Open standards encourage interoperability, competition, and innovation. Standards organizations are usually vendor-neutral, non-profit organizations established to develop and promote the concept of open standards. Various organizations have different responsibilities for promoting and creating standards for the internet including: ISOC, IAB, IETF, and IRTF. Standards organizations that develop and support TCP/IP include: ICANN and IANA. Electronic and communications standards organizations include: IEEE, EIA, TIA, and ITU-T.
The two reference models that are used to describe network operations are OSI and TCP/IP. The OSI model has seven layers:
7 – Application
6 – Presentation
5 – Session
4 – Transport
3 – Network

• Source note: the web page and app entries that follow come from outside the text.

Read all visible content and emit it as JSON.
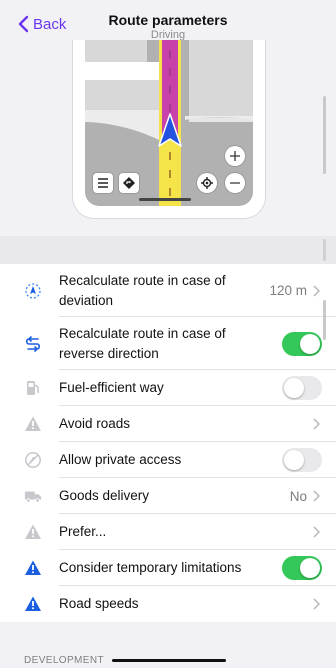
{
  "header": {
    "back_label": "Back",
    "title": "Route parameters",
    "subtitle": "Driving"
  },
  "settings": [
    {
      "label": "Recalculate route in case of deviation",
      "value": "120 m",
      "icon": "deviation-icon",
      "control": "chevron"
    },
    {
      "label": "Recalculate route in case of reverse direction",
      "icon": "reverse-direction-icon",
      "control": "toggle",
      "on": true
    },
    {
      "label": "Fuel-efficient way",
      "icon": "fuel-icon",
      "control": "toggle",
      "on": false
    },
    {
      "label": "Avoid roads",
      "icon": "warning-icon",
      "control": "chevron"
    },
    {
      "label": "Allow private access",
      "icon": "no-entry-icon",
      "control": "toggle",
      "on": false
    },
    {
      "label": "Goods delivery",
      "value": "No",
      "icon": "truck-icon",
      "control": "chevron"
    },
    {
      "label": "Prefer...",
      "icon": "warning-icon",
      "control": "chevron"
    },
    {
      "label": "Consider temporary limitations",
      "icon": "warning-blue-icon",
      "control": "toggle",
      "on": true
    },
    {
      "label": "Road speeds",
      "icon": "warning-blue-icon",
      "control": "chevron"
    }
  ],
  "footer": {
    "section_label": "DEVELOPMENT"
  },
  "colors": {
    "accent": "#6b35f0",
    "toggle_on": "#34c759",
    "route": "#c840a9",
    "road": "#f5e34a",
    "blue_icon": "#1a5fe0"
  }
}
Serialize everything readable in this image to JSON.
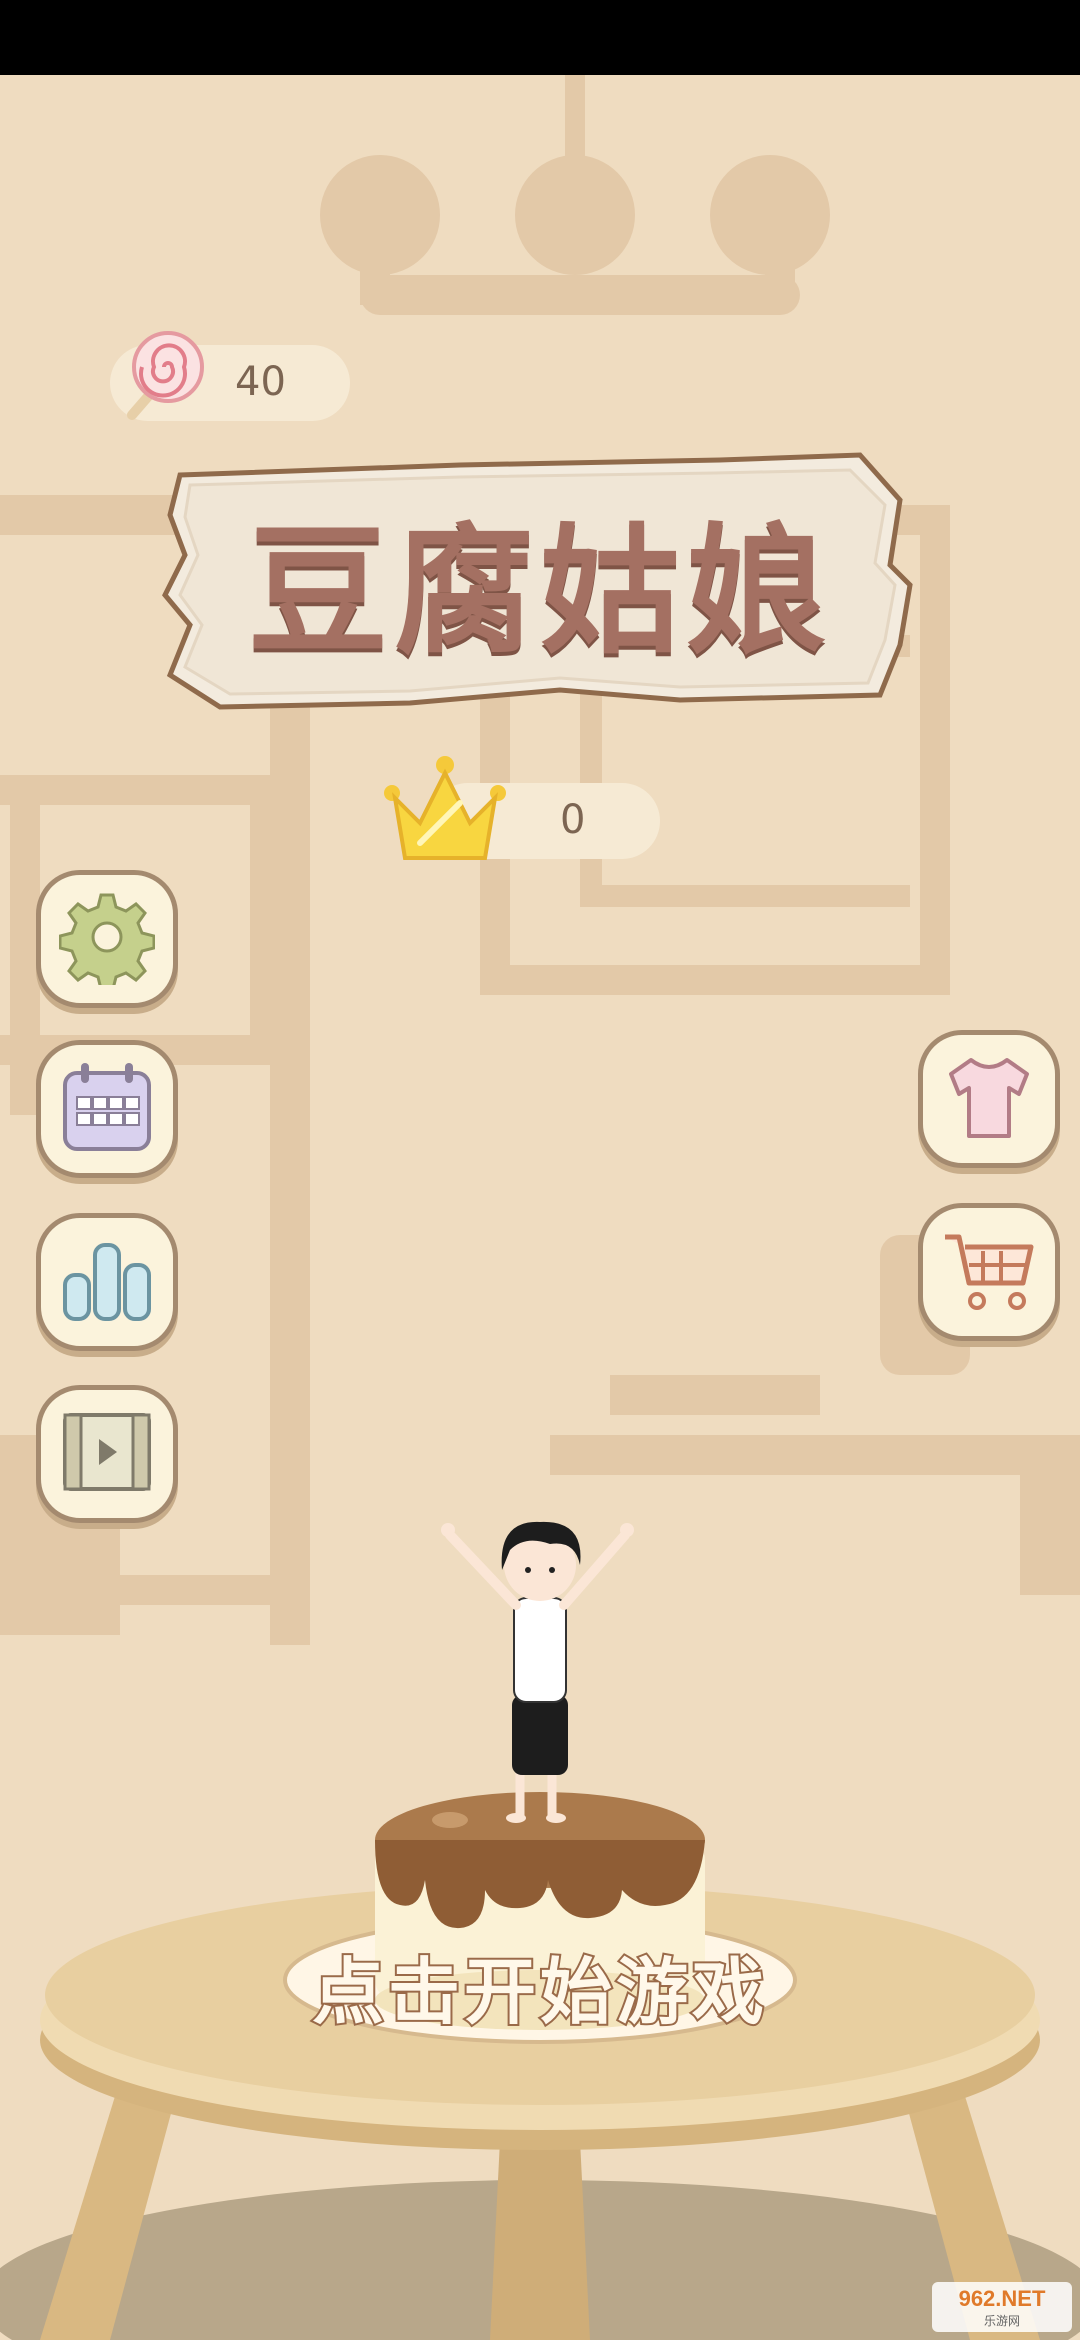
{
  "currency": {
    "icon": "lollipop-icon",
    "value": "40"
  },
  "title": {
    "text": "豆腐姑娘"
  },
  "crown": {
    "icon": "crown-icon",
    "value": "0"
  },
  "left_buttons": [
    {
      "name": "settings-button",
      "icon": "gear-icon"
    },
    {
      "name": "calendar-button",
      "icon": "calendar-icon"
    },
    {
      "name": "leaderboard-button",
      "icon": "bar-chart-icon"
    },
    {
      "name": "video-button",
      "icon": "video-play-icon"
    }
  ],
  "right_buttons": [
    {
      "name": "wardrobe-button",
      "icon": "shirt-icon"
    },
    {
      "name": "shop-button",
      "icon": "shopping-cart-icon"
    }
  ],
  "start_prompt": "点击开始游戏",
  "watermark": {
    "brand": "962.NET",
    "sub": "乐游网"
  },
  "colors": {
    "background": "#efdcc0",
    "silhouette": "#e3c9a8",
    "button_border": "#a48a6f",
    "title_text": "#a47062",
    "table": "#d9b882"
  }
}
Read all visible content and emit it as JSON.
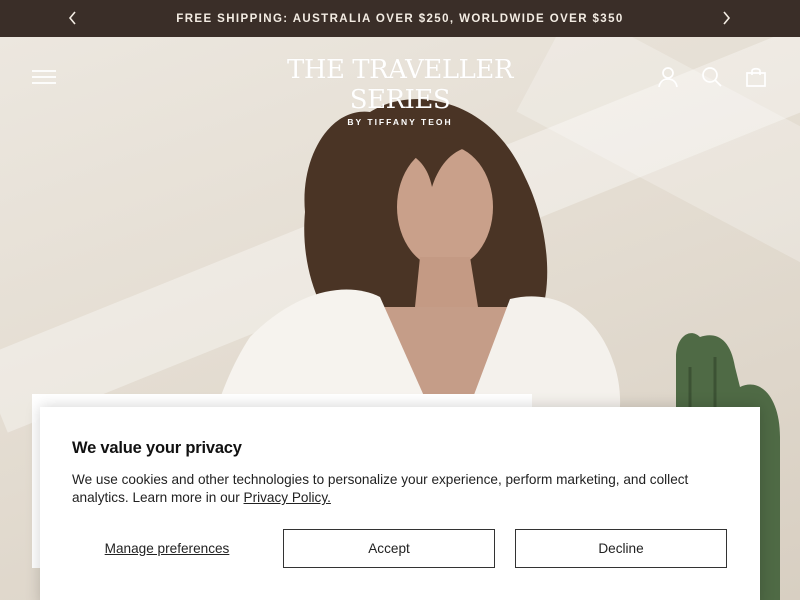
{
  "announcement": {
    "message": "FREE SHIPPING: AUSTRALIA OVER $250, WORLDWIDE OVER $350",
    "prev_icon": "chevron-left-icon",
    "next_icon": "chevron-right-icon"
  },
  "header": {
    "logo_title": "THE TRAVELLER SERIES",
    "logo_subtitle": "BY TIFFANY TEOH",
    "icons": [
      "hamburger-menu-icon",
      "account-icon",
      "search-icon",
      "shopping-bag-icon"
    ]
  },
  "cookie_banner": {
    "title": "We value your privacy",
    "body": "We use cookies and other technologies to personalize your experience, perform marketing, and collect analytics. Learn more in our ",
    "link_label": "Privacy Policy.",
    "manage_label": "Manage preferences",
    "accept_label": "Accept",
    "decline_label": "Decline"
  },
  "colors": {
    "announcement_bg": "#3a2e28",
    "announcement_text": "#f3ece3",
    "hero_bg": "#e9e4dc",
    "button_border": "#333333"
  }
}
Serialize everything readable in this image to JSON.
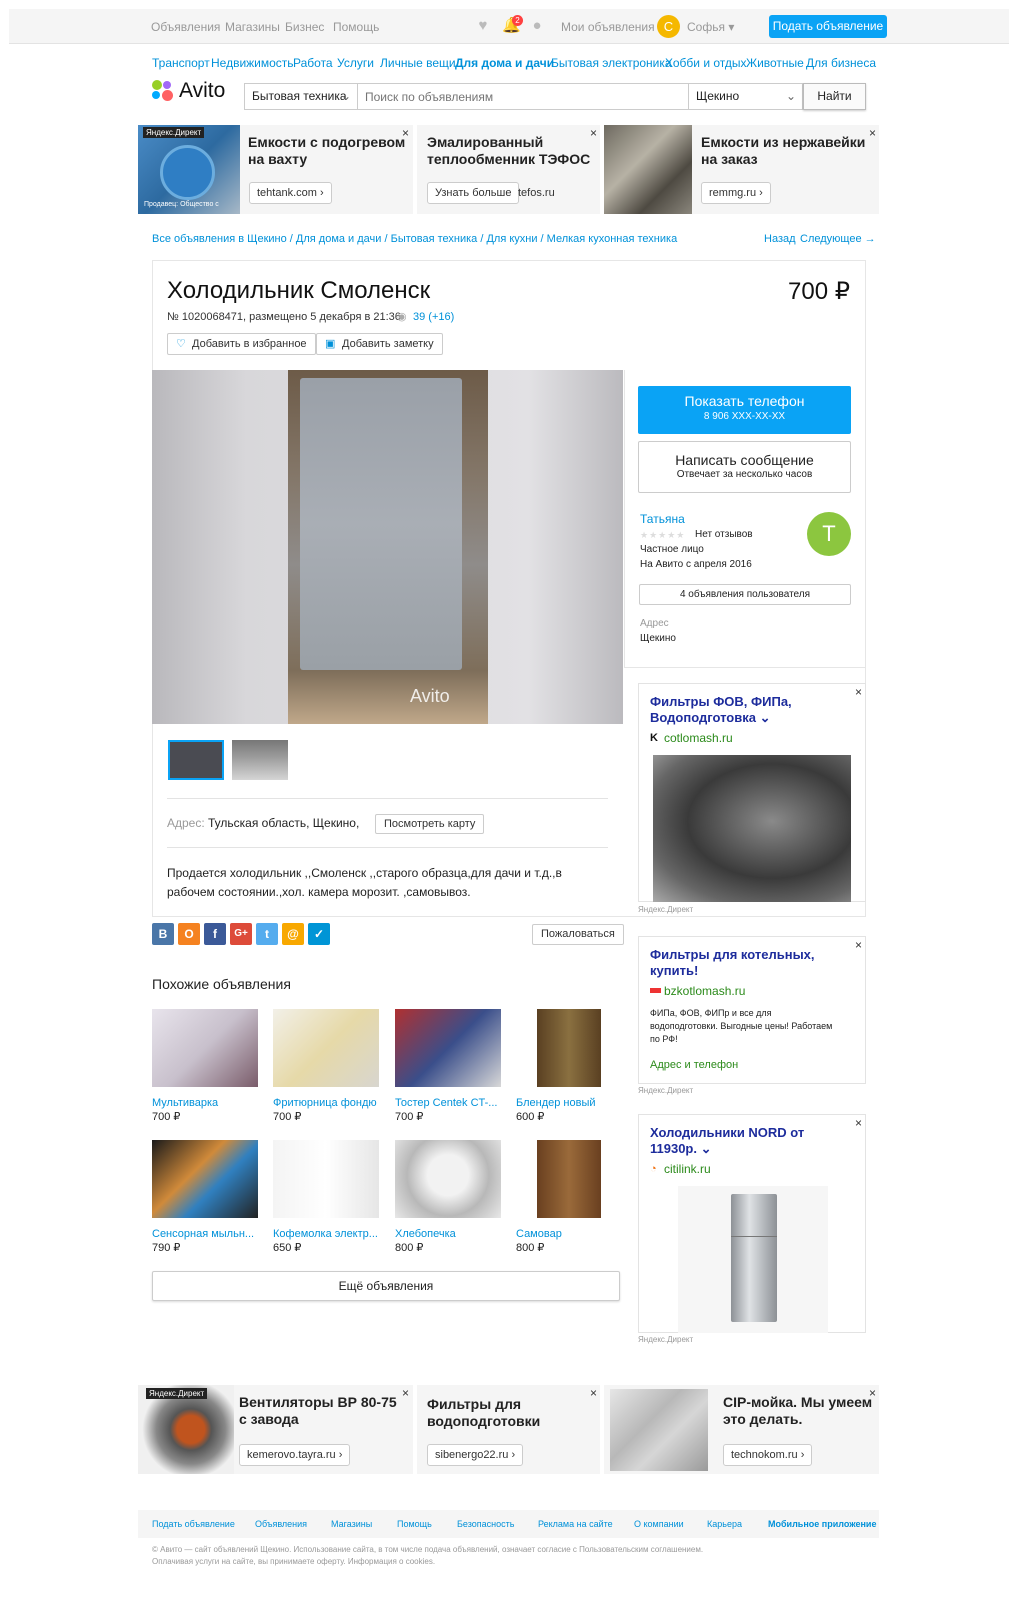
{
  "topbar": {
    "links": [
      "Объявления",
      "Магазины",
      "Бизнес",
      "Помощь"
    ],
    "notif_count": "2",
    "my_ads": "Мои объявления",
    "avatar_letter": "С",
    "user": "Софья",
    "post_ad": "Подать объявление"
  },
  "categories": [
    "Транспорт",
    "Недвижимость",
    "Работа",
    "Услуги",
    "Личные вещи",
    "Для дома и дачи",
    "Бытовая электроника",
    "Хобби и отдых",
    "Животные",
    "Для бизнеса"
  ],
  "logo": "Avito",
  "search": {
    "category": "Бытовая техника",
    "placeholder": "Поиск по объявлениям",
    "city": "Щекино",
    "button": "Найти"
  },
  "top_ads": [
    {
      "badge": "Яндекс.Директ",
      "caption": "Продавец: Общество с",
      "title": "Емкости с подогревом на вахту",
      "button": "tehtank.com ›"
    },
    {
      "title": "Эмалированный теплообменник ТЭФОС",
      "button": "Узнать больше",
      "domain": "tefos.ru"
    },
    {
      "title": "Емкости из нержавейки на заказ",
      "button": "remmg.ru ›"
    }
  ],
  "breadcrumbs": "Все объявления в Щекино / Для дома и дачи / Бытовая техника / Для кухни / Мелкая кухонная техника",
  "nav": {
    "back": "Назад",
    "next": "Следующее →"
  },
  "item": {
    "title": "Холодильник Смоленск",
    "price": "700 ₽",
    "meta": "№ 1020068471, размещено 5 декабря в 21:36",
    "views": "39 (+16)",
    "fav": "Добавить в избранное",
    "note": "Добавить заметку",
    "watermark": "Avito",
    "address_label": "Адрес:",
    "address": "Тульская область, Щекино,",
    "map_btn": "Посмотреть карту",
    "description": "Продается холодильник ,,Смоленск ,,старого образца,для дачи и т.д.,в рабочем состоянии.,хол. камера морозит. ,самовывоз.",
    "complain": "Пожаловаться"
  },
  "seller": {
    "phone_btn": "Показать телефон",
    "phone": "8 906 XXX-XX-XX",
    "msg_btn": "Написать сообщение",
    "msg_sub": "Отвечает за несколько часов",
    "name": "Татьяна",
    "reviews": "Нет отзывов",
    "type": "Частное лицо",
    "since": "На Авито с апреля 2016",
    "avatar": "Т",
    "ads_count": "4 объявления пользователя",
    "addr_label": "Адрес",
    "addr": "Щекино"
  },
  "social": [
    "В",
    "О",
    "f",
    "G+",
    "t",
    "@",
    "✓"
  ],
  "similar_title": "Похожие объявления",
  "similar": [
    {
      "title": "Мультиварка",
      "price": "700 ₽"
    },
    {
      "title": "Фритюрница фондю",
      "price": "700 ₽"
    },
    {
      "title": "Тостер Centek CT-...",
      "price": "700 ₽"
    },
    {
      "title": "Блендер новый",
      "price": "600 ₽"
    },
    {
      "title": "Сенсорная мыльн...",
      "price": "790 ₽"
    },
    {
      "title": "Кофемолка электр...",
      "price": "650 ₽"
    },
    {
      "title": "Хлебопечка",
      "price": "800 ₽"
    },
    {
      "title": "Самовар",
      "price": "800 ₽"
    }
  ],
  "more_btn": "Ещё объявления",
  "right_ads": [
    {
      "title": "Фильтры ФОВ, ФИПа, Водоподготовка",
      "domain": "cotlomash.ru",
      "label": "Яндекс.Директ"
    },
    {
      "title": "Фильтры для котельных, купить!",
      "domain": "bzkotlomash.ru",
      "text": "ФИПа, ФОВ, ФИПр и все для водоподготовки. Выгодные цены! Работаем по РФ!",
      "link": "Адрес и телефон",
      "label": "Яндекс.Директ"
    },
    {
      "title": "Холодильники NORD от 11930р.",
      "domain": "citilink.ru",
      "label": "Яндекс.Директ"
    }
  ],
  "bottom_ads": [
    {
      "badge": "Яндекс.Директ",
      "title": "Вентиляторы ВР 80-75 с завода",
      "button": "kemerovo.tayra.ru ›"
    },
    {
      "title": "Фильтры для водоподготовки",
      "button": "sibenergo22.ru ›"
    },
    {
      "title": "CIP-мойка. Мы умеем это делать.",
      "button": "technokom.ru ›"
    }
  ],
  "footer": {
    "links": [
      "Подать объявление",
      "Объявления",
      "Магазины",
      "Помощь",
      "Безопасность",
      "Реклама на сайте",
      "О компании",
      "Карьера",
      "Мобильное приложение"
    ],
    "line1": "© Авито — сайт объявлений Щекино. Использование сайта, в том числе подача объявлений, означает согласие с Пользовательским соглашением.",
    "line2": "Оплачивая услуги на сайте, вы принимаете оферту. Информация о cookies."
  },
  "colors": {
    "link": "#0091d9",
    "accent": "#0aa3f5",
    "avatar": "#8cc63f"
  }
}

2 – Data Link
1 – Physical
The TCP/IP model has four layers:
4 – Application
3 – Transport
2 – Internet
1 – Network Access
Segmenting messages has two primary benefits:
- By sending smaller individual pieces from source to destination, many different conversations can be interleaved on the network. This is called multiplexing.
- Segmentation can increase the efficiency of network communications. If part of the message fails to make it to the destination only the missing parts need to be retransmitted.
TCP is responsible for sequencing the individual segments. The form that a piece of data takes at any layer is called a protocol data unit (PDU). During encapsulation, each succeeding layer encapsulates the PDU that it receives from the layer above in accordance with the protocol being used. When sending messages on a network, the encapsulation process works from top to bottom. This process is reversed at the receiving host and is known as de-encapsulation. De-encapsulation is the process used by a receiving device to remove one or more of the protocol headers. The data is de-encapsulated as it moves up the stack toward the end-user application.
The network and data link layers are responsible for delivering the data from the source device to the destination device. Protocols at both layers contain a source and destination address, but their addresses have different purposes:
- Network layer source and destination addresses – Responsible for delivering the IP packet from the original source to the final destination, which may be on the same network or a remote network.
- Data link layer source and destination addresses – Responsible for delivering the data link frame from one network interface card (NIC) to another NIC on the same network.
The IP addresses indicate the original source IP address and final destination IP address. An IP address contains two parts: the network portion (IPv4) or Prefix (IPv6) and the host portion (IPv4) or Interface ID (IPv6). When the sender and receiver of the IP packet are on the same network, the data link frame is sent directly to the receiving device. On an Ethernet network, the data link addresses are known as Ethernet Media Access Control (MAC) addresses. When the sender of the packet is on a different network from the receiver, the source and destination IP addresses will represent hosts on different networks. The Ethernet frame must be sent to another device known as the router or default gateway.